FROM php:7.2-cli
COPY . /usr/src/myapp
WORKDIR /usr/src/myapp
CMD [ "php", "./app.php" ]

        build-essential \
        git \
        libsasl2-dev \
        libssl-dev \
        python-minimal \
RUN apt-get update \
    && apt-get install -y --no-install-recommends ${BUILD_DEPS} \
    && cd /tmp \
    && git clone \
        --branch ${LIBRDKAFKA_VERSION} \
        --depth 1 \ \
    && cd librdkafka \
    && ./configure \
    && make \
    && make install \
    && pecl install rdkafka \
    && docker-php-ext-enable rdkafka \
    && rm -rf /tmp/librdkafka \
    && apt-get purge \
        -y --auto-remove \
        -o APT::AutoRemove::RecommendsImportant=false \

Basically, we use a PHP 7.2 image, copy our code (including the vendor directory containing the Enqueue library), install the tools necessary for building librdkafka and we finally build and enable the library.

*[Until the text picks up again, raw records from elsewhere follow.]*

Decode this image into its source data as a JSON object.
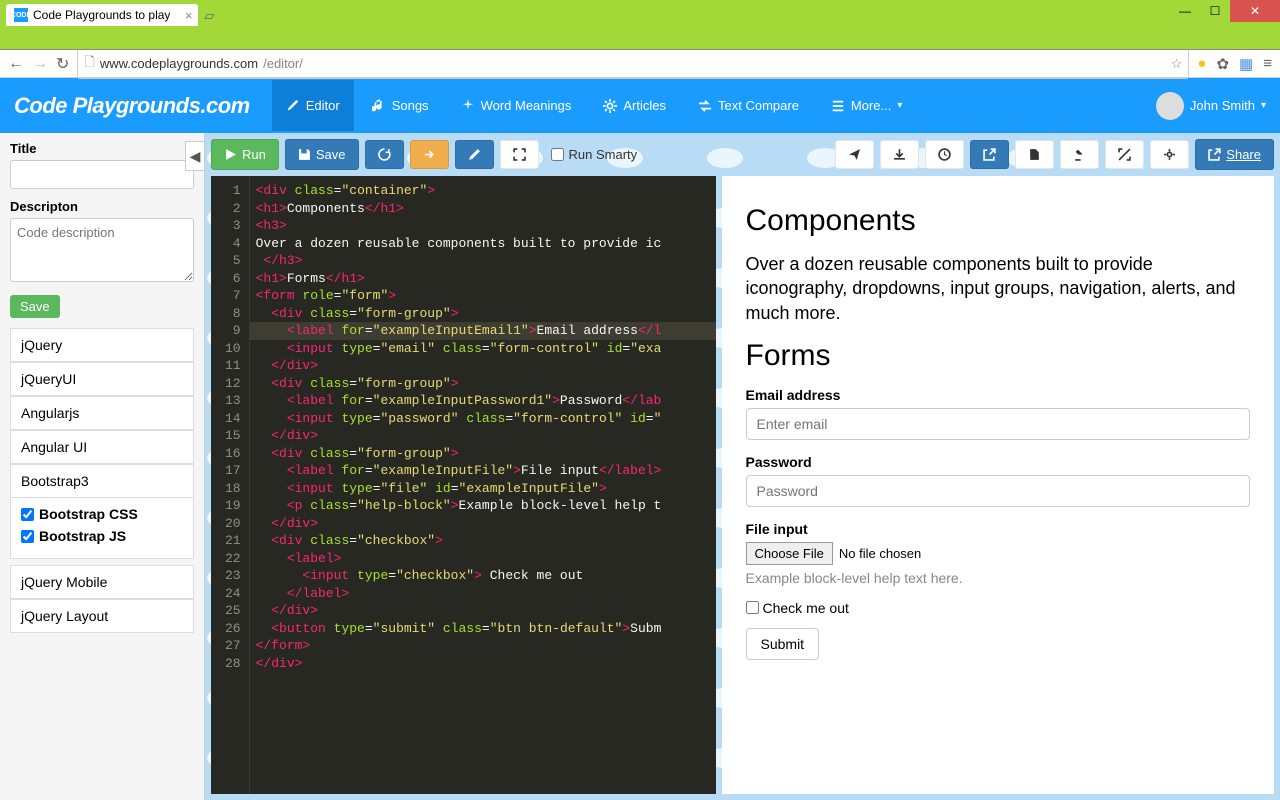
{
  "browser": {
    "tabTitle": "Code Playgrounds to play",
    "tabIcon": "CODE",
    "urlHost": "www.codeplaygrounds.com",
    "urlPath": "/editor/"
  },
  "header": {
    "brand": "Code Playgrounds.com",
    "nav": [
      {
        "icon": "editor",
        "label": "Editor"
      },
      {
        "icon": "music",
        "label": "Songs"
      },
      {
        "icon": "sparkle",
        "label": "Word Meanings"
      },
      {
        "icon": "gear",
        "label": "Articles"
      },
      {
        "icon": "compare",
        "label": "Text Compare"
      },
      {
        "icon": "menu",
        "label": "More..."
      }
    ],
    "user": "John Smith"
  },
  "sidebar": {
    "titleLabel": "Title",
    "descLabel": "Descripton",
    "descPlaceholder": "Code description",
    "saveLabel": "Save",
    "libs": [
      "jQuery",
      "jQueryUI",
      "Angularjs",
      "Angular UI",
      "Bootstrap3"
    ],
    "bootstrapSubs": [
      "Bootstrap CSS",
      "Bootstrap JS"
    ],
    "libs2": [
      "jQuery Mobile",
      "jQuery Layout"
    ]
  },
  "toolbar": {
    "run": "Run",
    "save": "Save",
    "runSmarty": "Run Smarty",
    "share": "Share"
  },
  "code": [
    {
      "n": 1,
      "html": "<span class='tag'>&lt;div</span> <span class='attr'>class</span>=<span class='str'>\"container\"</span><span class='tag'>&gt;</span>"
    },
    {
      "n": 2,
      "html": "<span class='tag'>&lt;h1&gt;</span><span class='txt'>Components</span><span class='tag'>&lt;/h1&gt;</span>"
    },
    {
      "n": 3,
      "html": "<span class='tag'>&lt;h3&gt;</span>"
    },
    {
      "n": 4,
      "html": "<span class='txt'>Over a dozen reusable components built to provide ic</span>"
    },
    {
      "n": 5,
      "html": " <span class='tag'>&lt;/h3&gt;</span>"
    },
    {
      "n": 6,
      "html": "<span class='tag'>&lt;h1&gt;</span><span class='txt'>Forms</span><span class='tag'>&lt;/h1&gt;</span>"
    },
    {
      "n": 7,
      "html": "<span class='tag'>&lt;form</span> <span class='attr'>role</span>=<span class='str'>\"form\"</span><span class='tag'>&gt;</span>"
    },
    {
      "n": 8,
      "html": "  <span class='tag'>&lt;div</span> <span class='attr'>class</span>=<span class='str'>\"form-group\"</span><span class='tag'>&gt;</span>"
    },
    {
      "n": 9,
      "html": "    <span class='tag'>&lt;label</span> <span class='attr'>for</span>=<span class='str'>\"exampleInputEmail1\"</span><span class='tag'>&gt;</span><span class='txt'>Email address</span><span class='tag'>&lt;/l</span>",
      "hl": true
    },
    {
      "n": 10,
      "html": "    <span class='tag'>&lt;input</span> <span class='attr'>type</span>=<span class='str'>\"email\"</span> <span class='attr'>class</span>=<span class='str'>\"form-control\"</span> <span class='attr'>id</span>=<span class='str'>\"exa</span>"
    },
    {
      "n": 11,
      "html": "  <span class='tag'>&lt;/div&gt;</span>"
    },
    {
      "n": 12,
      "html": "  <span class='tag'>&lt;div</span> <span class='attr'>class</span>=<span class='str'>\"form-group\"</span><span class='tag'>&gt;</span>"
    },
    {
      "n": 13,
      "html": "    <span class='tag'>&lt;label</span> <span class='attr'>for</span>=<span class='str'>\"exampleInputPassword1\"</span><span class='tag'>&gt;</span><span class='txt'>Password</span><span class='tag'>&lt;/lab</span>"
    },
    {
      "n": 14,
      "html": "    <span class='tag'>&lt;input</span> <span class='attr'>type</span>=<span class='str'>\"password\"</span> <span class='attr'>class</span>=<span class='str'>\"form-control\"</span> <span class='attr'>id</span>=<span class='str'>\"</span>"
    },
    {
      "n": 15,
      "html": "  <span class='tag'>&lt;/div&gt;</span>"
    },
    {
      "n": 16,
      "html": "  <span class='tag'>&lt;div</span> <span class='attr'>class</span>=<span class='str'>\"form-group\"</span><span class='tag'>&gt;</span>"
    },
    {
      "n": 17,
      "html": "    <span class='tag'>&lt;label</span> <span class='attr'>for</span>=<span class='str'>\"exampleInputFile\"</span><span class='tag'>&gt;</span><span class='txt'>File input</span><span class='tag'>&lt;/label&gt;</span>"
    },
    {
      "n": 18,
      "html": "    <span class='tag'>&lt;input</span> <span class='attr'>type</span>=<span class='str'>\"file\"</span> <span class='attr'>id</span>=<span class='str'>\"exampleInputFile\"</span><span class='tag'>&gt;</span>"
    },
    {
      "n": 19,
      "html": "    <span class='tag'>&lt;p</span> <span class='attr'>class</span>=<span class='str'>\"help-block\"</span><span class='tag'>&gt;</span><span class='txt'>Example block-level help t</span>"
    },
    {
      "n": 20,
      "html": "  <span class='tag'>&lt;/div&gt;</span>"
    },
    {
      "n": 21,
      "html": "  <span class='tag'>&lt;div</span> <span class='attr'>class</span>=<span class='str'>\"checkbox\"</span><span class='tag'>&gt;</span>"
    },
    {
      "n": 22,
      "html": "    <span class='tag'>&lt;label&gt;</span>"
    },
    {
      "n": 23,
      "html": "      <span class='tag'>&lt;input</span> <span class='attr'>type</span>=<span class='str'>\"checkbox\"</span><span class='tag'>&gt;</span> <span class='txt'>Check me out</span>"
    },
    {
      "n": 24,
      "html": "    <span class='tag'>&lt;/label&gt;</span>"
    },
    {
      "n": 25,
      "html": "  <span class='tag'>&lt;/div&gt;</span>"
    },
    {
      "n": 26,
      "html": "  <span class='tag'>&lt;button</span> <span class='attr'>type</span>=<span class='str'>\"submit\"</span> <span class='attr'>class</span>=<span class='str'>\"btn btn-default\"</span><span class='tag'>&gt;</span><span class='txt'>Subm</span>"
    },
    {
      "n": 27,
      "html": "<span class='tag'>&lt;/form&gt;</span>"
    },
    {
      "n": 28,
      "html": "<span class='tag'>&lt;/div&gt;</span>"
    }
  ],
  "preview": {
    "h1a": "Components",
    "desc": "Over a dozen reusable components built to provide iconography, dropdowns, input groups, navigation, alerts, and much more.",
    "h1b": "Forms",
    "emailLabel": "Email address",
    "emailPlaceholder": "Enter email",
    "passwordLabel": "Password",
    "passwordPlaceholder": "Password",
    "fileLabel": "File input",
    "chooseFile": "Choose File",
    "noFile": "No file chosen",
    "helpBlock": "Example block-level help text here.",
    "checkLabel": "Check me out",
    "submit": "Submit"
  }
}
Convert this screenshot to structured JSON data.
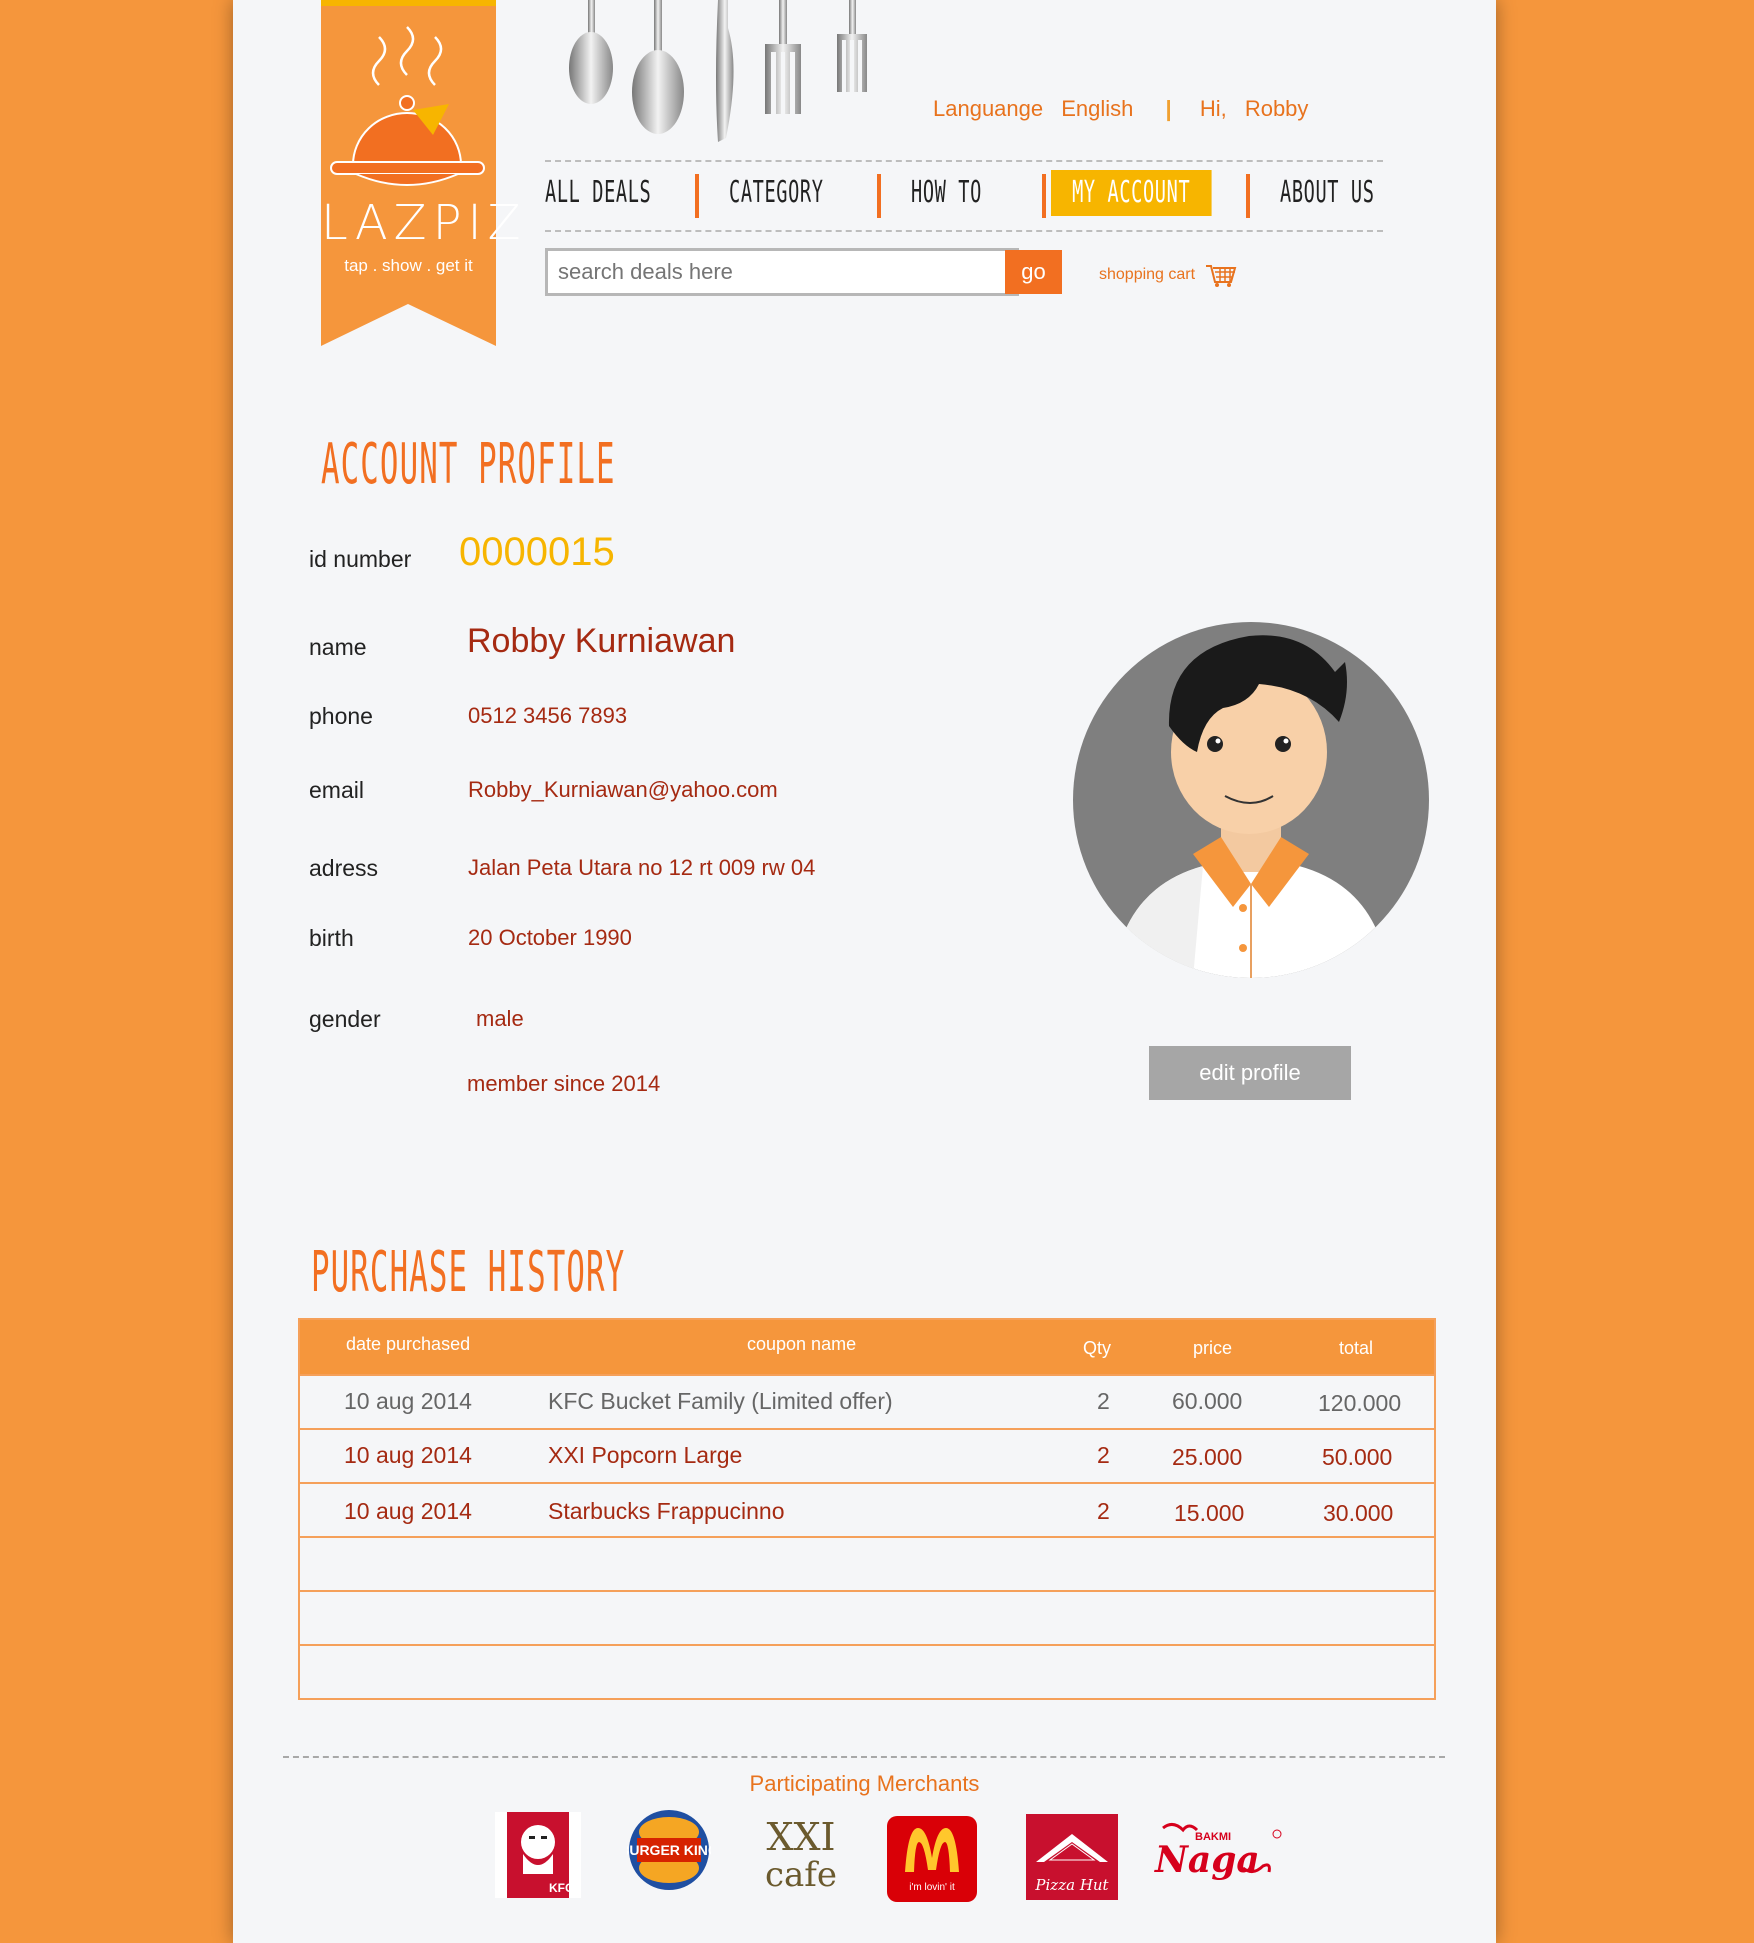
{
  "brand": {
    "name": "LAZPIZ",
    "tagline": "tap . show . get it"
  },
  "header": {
    "language_label": "Languange",
    "language_value": "English",
    "greeting": "Hi,",
    "user": "Robby"
  },
  "nav": {
    "items": [
      {
        "label": "ALL DEALS"
      },
      {
        "label": "CATEGORY"
      },
      {
        "label": "HOW TO"
      },
      {
        "label": "MY ACCOUNT"
      },
      {
        "label": "ABOUT US"
      }
    ],
    "active": "MY ACCOUNT"
  },
  "search": {
    "placeholder": "search deals here",
    "button": "go"
  },
  "cart": {
    "label": "shopping cart"
  },
  "profile": {
    "title": "ACCOUNT PROFILE",
    "id_label": "id number",
    "id_value": "0000015",
    "name_label": "name",
    "name_value": "Robby Kurniawan",
    "phone_label": "phone",
    "phone_value": "0512 3456 7893",
    "email_label": "email",
    "email_value": "Robby_Kurniawan@yahoo.com",
    "address_label": "adress",
    "address_value": "Jalan Peta Utara no 12 rt 009 rw 04",
    "birth_label": "birth",
    "birth_value": "20 October 1990",
    "gender_label": "gender",
    "gender_value": "male",
    "member_since": "member since 2014",
    "edit_button": "edit profile"
  },
  "history": {
    "title": "PURCHASE HISTORY",
    "headers": {
      "date": "date purchased",
      "coupon": "coupon name",
      "qty": "Qty",
      "price": "price",
      "total": "total"
    },
    "rows": [
      {
        "date": "10 aug 2014",
        "coupon": "KFC Bucket Family (Limited offer)",
        "qty": "2",
        "price": "60.000",
        "total": "120.000"
      },
      {
        "date": "10 aug 2014",
        "coupon": "XXI Popcorn Large",
        "qty": "2",
        "price": "25.000",
        "total": "50.000"
      },
      {
        "date": "10 aug 2014",
        "coupon": "Starbucks Frappucinno",
        "qty": "2",
        "price": "15.000",
        "total": "30.000"
      }
    ]
  },
  "footer": {
    "title": "Participating Merchants",
    "merchants": {
      "kfc": "KFC",
      "burger_king": "BURGER KING",
      "xxi_top": "XXI",
      "xxi_bottom": "cafe",
      "mcd_tagline": "i'm lovin' it",
      "pizza_hut": "Pizza Hut",
      "bakmi_small": "BAKMI",
      "bakmi_name": "Naga"
    }
  },
  "colors": {
    "accent": "#f26f21",
    "yellow": "#f7b500",
    "dark_red": "#a52a12",
    "background": "#f5963c"
  }
}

Now we add the following app.php containing our application code:


require __DIR__ . '/vendor/autoload.php';

use Enqueue\RdKafka\RdKafkaConnectionFactory;

$connectionFactory = new RdKafkaConnectionFactory([ 
    'global' => [
        '' => uniqid('', true),
        '' => 'kafka:9092',
        '' => 'true',
    'topic' => [
        'auto.offset.reset' => 'beginning',

$context = $connectionFactory->createContext();
$message = $context->createMessage('Hello world!');
$fooTopic = $context->createTopic('helloworld');

$context->createProducer()->send($fooTopic, $message);

echo 'A test message has been sent to the topic "helloworld".' . PHP_EOL;

This will autoload the Enqueue library, create a connection to the broker instance and send a test message.

To verify that our application is actually sending the message, we can use Kafka’s console consumer from within the broker instance (again SSHing into the container):

/usr/bin/kafka-console-consumer --bootstrap-server kafka:9092 --topic helloworld

While keeping the console with the consumer process open, we can now build the PHP app’s Docker image and spawn a container in a different console:

docker build -t phpworker .
docker run --net=kafka -d --name=phpworker phpworker

If everything worked out, you should see the test message in the console consumer:

{"body":"Hello world!","properties":[],"headers":[]}

Wrap up

While this demo application does not yet perform useful work, it shows how a legacy application can be integrated into a modern message-based infrastructure.

Imagine you have a monolith where consumers can order services and will later receive a PDF invoice. In order to extract the invoice generation process into its own microservice, the monolith can be adapted such that each order creates a message in an “orders” topic (as shown in this article). The new invoice generation service can then listen for new messages on that topic and create invoices once they arrive. Since the availability of the invoice generation service does not directly impact the remaining monolith, it can be developed and deployed independently, resulting in a clean and decoupled architecture.





Bernhard Knasmüller on Software Development